(RECORDS FOR THE EXERCISE):
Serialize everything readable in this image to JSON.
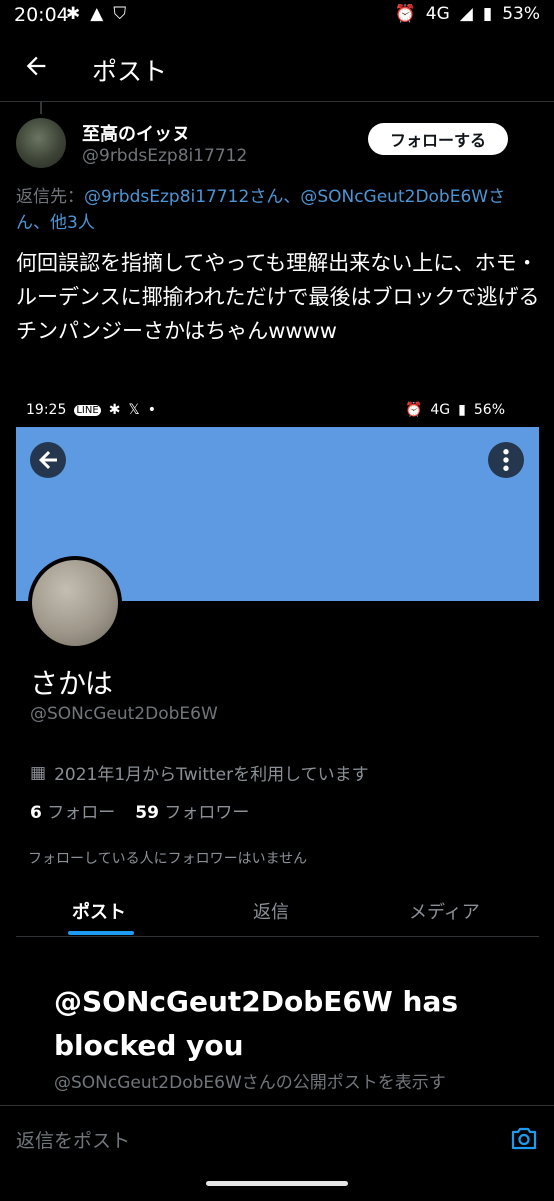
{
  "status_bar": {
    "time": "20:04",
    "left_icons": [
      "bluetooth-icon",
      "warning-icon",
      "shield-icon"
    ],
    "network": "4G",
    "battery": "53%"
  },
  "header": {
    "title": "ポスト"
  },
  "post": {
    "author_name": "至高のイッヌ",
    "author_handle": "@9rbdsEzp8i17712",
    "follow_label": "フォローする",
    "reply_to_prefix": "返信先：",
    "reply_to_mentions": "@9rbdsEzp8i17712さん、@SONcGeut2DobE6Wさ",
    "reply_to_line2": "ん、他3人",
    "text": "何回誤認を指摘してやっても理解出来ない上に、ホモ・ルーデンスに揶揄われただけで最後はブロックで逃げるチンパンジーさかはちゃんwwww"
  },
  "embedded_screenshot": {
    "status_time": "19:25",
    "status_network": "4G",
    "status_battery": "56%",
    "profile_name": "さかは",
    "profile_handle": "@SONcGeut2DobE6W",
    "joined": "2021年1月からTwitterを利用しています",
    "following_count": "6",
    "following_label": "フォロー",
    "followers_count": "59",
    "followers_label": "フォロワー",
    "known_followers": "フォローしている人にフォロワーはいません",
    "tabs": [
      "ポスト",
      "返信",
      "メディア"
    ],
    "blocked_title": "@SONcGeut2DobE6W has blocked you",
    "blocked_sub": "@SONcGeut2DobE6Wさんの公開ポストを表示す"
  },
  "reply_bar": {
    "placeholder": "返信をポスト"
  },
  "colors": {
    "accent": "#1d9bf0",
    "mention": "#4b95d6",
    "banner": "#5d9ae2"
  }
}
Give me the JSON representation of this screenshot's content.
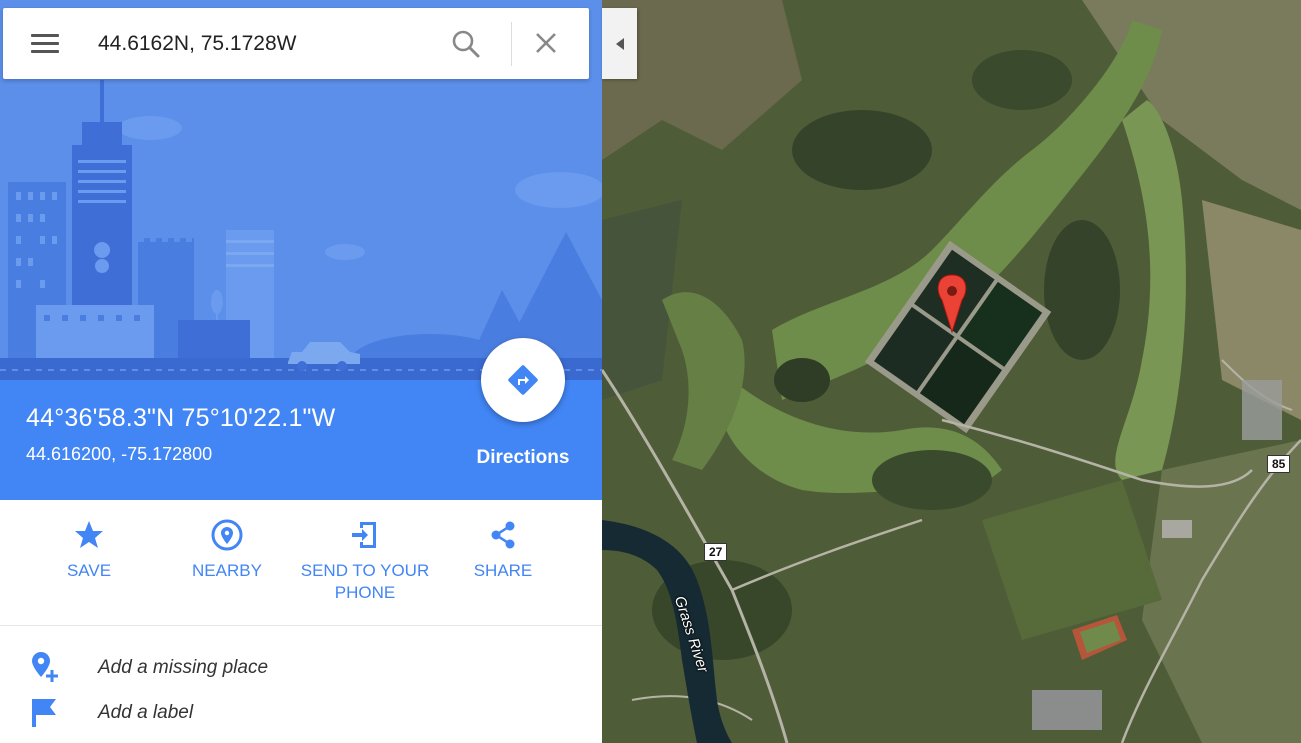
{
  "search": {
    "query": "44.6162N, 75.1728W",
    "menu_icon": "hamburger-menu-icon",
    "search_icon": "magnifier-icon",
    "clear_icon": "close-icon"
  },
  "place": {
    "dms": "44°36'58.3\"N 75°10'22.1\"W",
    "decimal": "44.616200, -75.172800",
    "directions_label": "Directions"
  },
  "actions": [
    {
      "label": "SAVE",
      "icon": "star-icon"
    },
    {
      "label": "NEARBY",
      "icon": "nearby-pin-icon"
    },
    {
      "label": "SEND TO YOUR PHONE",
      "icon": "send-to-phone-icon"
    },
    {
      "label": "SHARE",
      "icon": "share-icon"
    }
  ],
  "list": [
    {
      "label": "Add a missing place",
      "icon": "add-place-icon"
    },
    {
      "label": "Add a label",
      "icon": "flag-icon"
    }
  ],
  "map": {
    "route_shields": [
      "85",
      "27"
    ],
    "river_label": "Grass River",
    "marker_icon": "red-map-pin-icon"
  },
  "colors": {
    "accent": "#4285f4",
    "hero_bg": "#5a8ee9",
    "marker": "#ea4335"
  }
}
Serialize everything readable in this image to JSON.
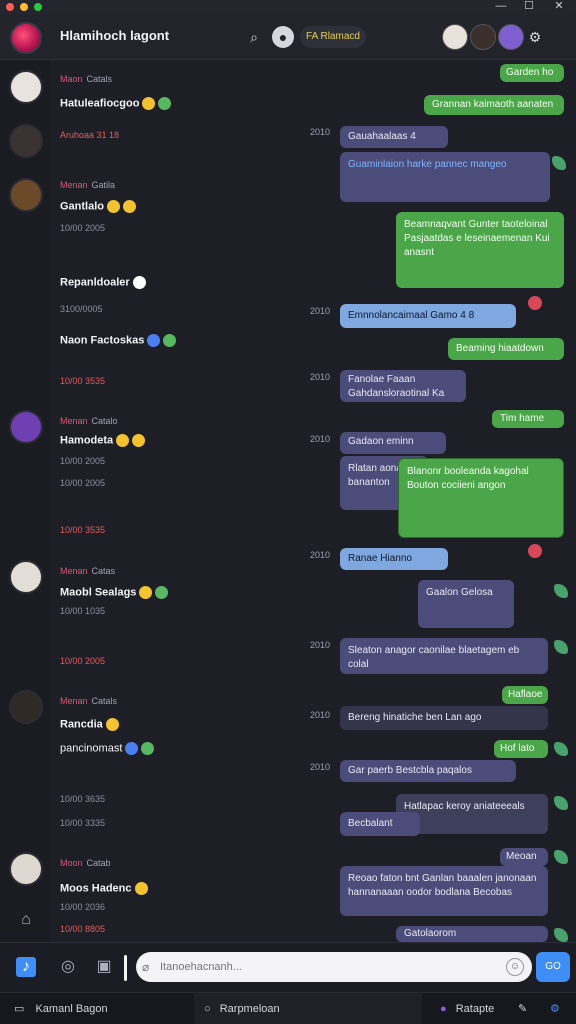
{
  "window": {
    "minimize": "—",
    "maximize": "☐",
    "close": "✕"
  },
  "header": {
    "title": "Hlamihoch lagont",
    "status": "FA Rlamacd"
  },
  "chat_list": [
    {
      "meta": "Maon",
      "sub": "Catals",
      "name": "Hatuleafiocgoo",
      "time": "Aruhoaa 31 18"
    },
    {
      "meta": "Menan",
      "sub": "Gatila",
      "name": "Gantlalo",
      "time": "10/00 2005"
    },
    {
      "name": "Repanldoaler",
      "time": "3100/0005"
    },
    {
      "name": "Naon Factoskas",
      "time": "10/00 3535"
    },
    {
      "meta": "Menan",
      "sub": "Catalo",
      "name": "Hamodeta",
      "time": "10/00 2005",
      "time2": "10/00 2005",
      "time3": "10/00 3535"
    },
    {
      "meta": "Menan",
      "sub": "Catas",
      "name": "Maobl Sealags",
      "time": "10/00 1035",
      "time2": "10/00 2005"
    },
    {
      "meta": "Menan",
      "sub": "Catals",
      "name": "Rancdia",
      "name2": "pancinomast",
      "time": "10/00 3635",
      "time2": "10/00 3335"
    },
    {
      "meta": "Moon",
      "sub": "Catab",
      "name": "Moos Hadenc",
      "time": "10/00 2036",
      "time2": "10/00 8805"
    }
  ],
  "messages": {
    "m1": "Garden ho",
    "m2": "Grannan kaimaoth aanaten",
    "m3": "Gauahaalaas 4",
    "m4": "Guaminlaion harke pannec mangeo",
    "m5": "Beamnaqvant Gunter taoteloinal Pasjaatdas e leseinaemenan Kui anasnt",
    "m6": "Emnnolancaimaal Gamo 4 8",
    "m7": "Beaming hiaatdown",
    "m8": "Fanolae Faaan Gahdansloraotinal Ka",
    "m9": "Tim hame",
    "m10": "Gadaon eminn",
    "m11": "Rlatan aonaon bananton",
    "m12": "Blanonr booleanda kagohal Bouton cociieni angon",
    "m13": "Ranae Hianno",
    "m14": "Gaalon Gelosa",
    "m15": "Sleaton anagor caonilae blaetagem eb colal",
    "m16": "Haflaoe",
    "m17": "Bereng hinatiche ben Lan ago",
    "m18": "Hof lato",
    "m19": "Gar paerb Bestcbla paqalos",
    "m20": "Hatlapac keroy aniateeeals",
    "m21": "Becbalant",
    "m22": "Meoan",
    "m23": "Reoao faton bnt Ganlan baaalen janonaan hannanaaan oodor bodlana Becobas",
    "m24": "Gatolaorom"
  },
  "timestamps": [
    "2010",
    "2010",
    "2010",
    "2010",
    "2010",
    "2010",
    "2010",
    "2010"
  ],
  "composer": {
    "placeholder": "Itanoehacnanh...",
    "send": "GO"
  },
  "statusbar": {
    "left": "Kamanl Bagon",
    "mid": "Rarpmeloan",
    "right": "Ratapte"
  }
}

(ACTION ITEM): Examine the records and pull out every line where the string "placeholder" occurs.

(ANSWER AREA):
    "placeholder": "返信をポスト"
    "placeholder": "Itanoehacnanh...",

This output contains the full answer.